General Atomics is to relaunch production of the Dornier 228 twin-turboprop with the first example to roll off the Oberpfaffenhofen final assembly line in 2024.

Separately, the manufacturer is working with MTU Aero Engines and German aerospace research centre DLR to develop a hydrogen fuel cell powertrain for the type.

Aurigny Dornier 228 in flight

Source: Aurigny

Do 228 remains popular with niche carriers

Better known for the unmanned air vehicles (UAVs) such as the MQ-1B Predator produced by its aeronautical systems business, General Atomics acquired the Do 228 programme as part of its March 2021 purchase of RUAG Aerospace Services.

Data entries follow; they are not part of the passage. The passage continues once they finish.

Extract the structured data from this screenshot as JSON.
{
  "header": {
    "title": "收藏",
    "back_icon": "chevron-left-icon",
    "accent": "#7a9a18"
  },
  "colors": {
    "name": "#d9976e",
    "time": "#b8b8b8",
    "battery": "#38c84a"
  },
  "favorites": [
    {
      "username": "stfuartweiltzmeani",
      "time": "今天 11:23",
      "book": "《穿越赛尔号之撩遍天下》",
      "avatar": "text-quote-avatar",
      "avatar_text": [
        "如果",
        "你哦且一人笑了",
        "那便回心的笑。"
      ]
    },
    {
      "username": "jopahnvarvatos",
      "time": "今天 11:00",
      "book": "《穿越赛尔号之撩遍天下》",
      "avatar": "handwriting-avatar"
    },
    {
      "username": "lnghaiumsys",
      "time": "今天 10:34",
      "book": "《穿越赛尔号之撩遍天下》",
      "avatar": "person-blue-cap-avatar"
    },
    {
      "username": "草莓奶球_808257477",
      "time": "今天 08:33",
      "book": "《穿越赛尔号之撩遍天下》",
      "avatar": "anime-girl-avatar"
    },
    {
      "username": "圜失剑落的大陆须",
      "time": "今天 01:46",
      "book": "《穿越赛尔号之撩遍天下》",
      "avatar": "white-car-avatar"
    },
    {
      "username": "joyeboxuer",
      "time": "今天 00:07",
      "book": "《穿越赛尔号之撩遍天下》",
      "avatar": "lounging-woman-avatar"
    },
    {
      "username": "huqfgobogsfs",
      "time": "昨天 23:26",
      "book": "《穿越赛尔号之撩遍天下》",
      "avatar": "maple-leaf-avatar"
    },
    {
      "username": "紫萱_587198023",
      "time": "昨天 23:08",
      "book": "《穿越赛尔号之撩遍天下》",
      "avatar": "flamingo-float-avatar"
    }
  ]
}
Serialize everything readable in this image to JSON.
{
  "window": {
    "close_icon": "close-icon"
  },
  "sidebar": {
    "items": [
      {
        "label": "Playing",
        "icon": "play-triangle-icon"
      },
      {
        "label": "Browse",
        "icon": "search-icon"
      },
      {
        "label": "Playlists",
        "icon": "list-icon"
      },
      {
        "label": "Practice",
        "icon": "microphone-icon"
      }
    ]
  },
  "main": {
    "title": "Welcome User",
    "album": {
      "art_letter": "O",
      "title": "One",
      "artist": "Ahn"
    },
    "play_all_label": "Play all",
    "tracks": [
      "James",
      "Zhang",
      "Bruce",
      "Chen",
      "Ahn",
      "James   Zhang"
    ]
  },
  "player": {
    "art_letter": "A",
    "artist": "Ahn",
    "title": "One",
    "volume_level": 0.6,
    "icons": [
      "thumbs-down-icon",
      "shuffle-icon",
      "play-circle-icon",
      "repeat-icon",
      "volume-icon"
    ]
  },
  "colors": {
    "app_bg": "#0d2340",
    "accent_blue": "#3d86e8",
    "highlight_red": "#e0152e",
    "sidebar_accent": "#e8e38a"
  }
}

But Harald Robl, managing director of General Atomics Europe and General Atomics AeroTec – the unit in which the Do 228 resides – describes the legacy 19-seat turboprop as a “favourable product” for the market. “We have a big volume of interest and [customer] requests,” he says.

Sales to military/special mission and niche passenger operators are on the cards, although General Atomics is not yet “taking binding orders” for the aircraft, he said at the ILA Berlin show earlier this week.

No major changes to the Do 228’s design are contemplated, says Robl, but the restart of production will deal with “obsolescence issues” on the type.

Separately, the company has provided a Do 228 to the DLR and MTU for the fuel cell conversion project. This will see the left-hand stock Honeywell TPE331 turboprop engine replaced with a 600kW electric motor powered by a hydrogen fuel cell system. First flight is expected in 2025.

General Atomics is not alone in using the Do 228 as a fuel cell testbed, however: ZeroAvia is also converting a pair of the aircraft to test its 600kW ZA600 powertrain.

While ZeroAvia intends to use gaseous hydrogen stored in external tanks, the MTU/DLR design stores the liquid fuel inside the fuselage.


Source: DLR

MTU and the DLR are collaborating on Do 228 fuel cell conversion

“We already have customer interest for the aircraft,” adds Robl. “The concept seems to me really outstanding.”

However, he points out that General Atomics is only supporting the MTU/DLR effort.

He says there is no decision yet on whether to offer the system as a line-fit or retrofit option via a supplemental type certificate and will make that selection together with customers. Service entry could come in the 2027-2028 timeframe, he adds.

One of the reasons for General Atomics’ acquisition of the RUAG business was to provide it with a European maintenance and overhaul facility for operators of its UAVs, not least that the MQ-9 Reaper and Do 228 share a common engine.

Robl sees potential for further co-operation between the two arms of the company, potentially introducing manned-unmanned teaming capability to the Do 228 or using the flight control expertise in General Atomics Aeronautical Systems (GA-ASI) to develop a single-pilot or eventually unpiloted cargo variant.

Initial concept studies have already begun, in tandem with work to address regulatory barriers to single-pilot operations, he adds.

Meanwhile, GA-ASI is seeing increased interest in the SeaGuardian, the maritime variant of its new MQ-9B SkyGuardian UAV.

European customers for the SkyGuardian include Belgium and the UK, with “a full expectation” that the latter is likely to eventually equip some of its up to 16-strong fleet with a maritime radar, says Scott Smith, regional vice-president, international strategic development. That will happen “sooner rather than later”, he says.

Additionally, GA-ASI is contemplating the integration of Kongsberg’s 407kg (897lb) Naval Strike Missile (NSM) onto the MQ-9B following customer interest. “It is capable of carrying it,” adds Smith.

MQ-9B in RAF 31 Sqn markings

Source: Mark Kwiatkowski

UK Royal Air Force will operate the MQ-9B SkyGuardian under the name Protector RG1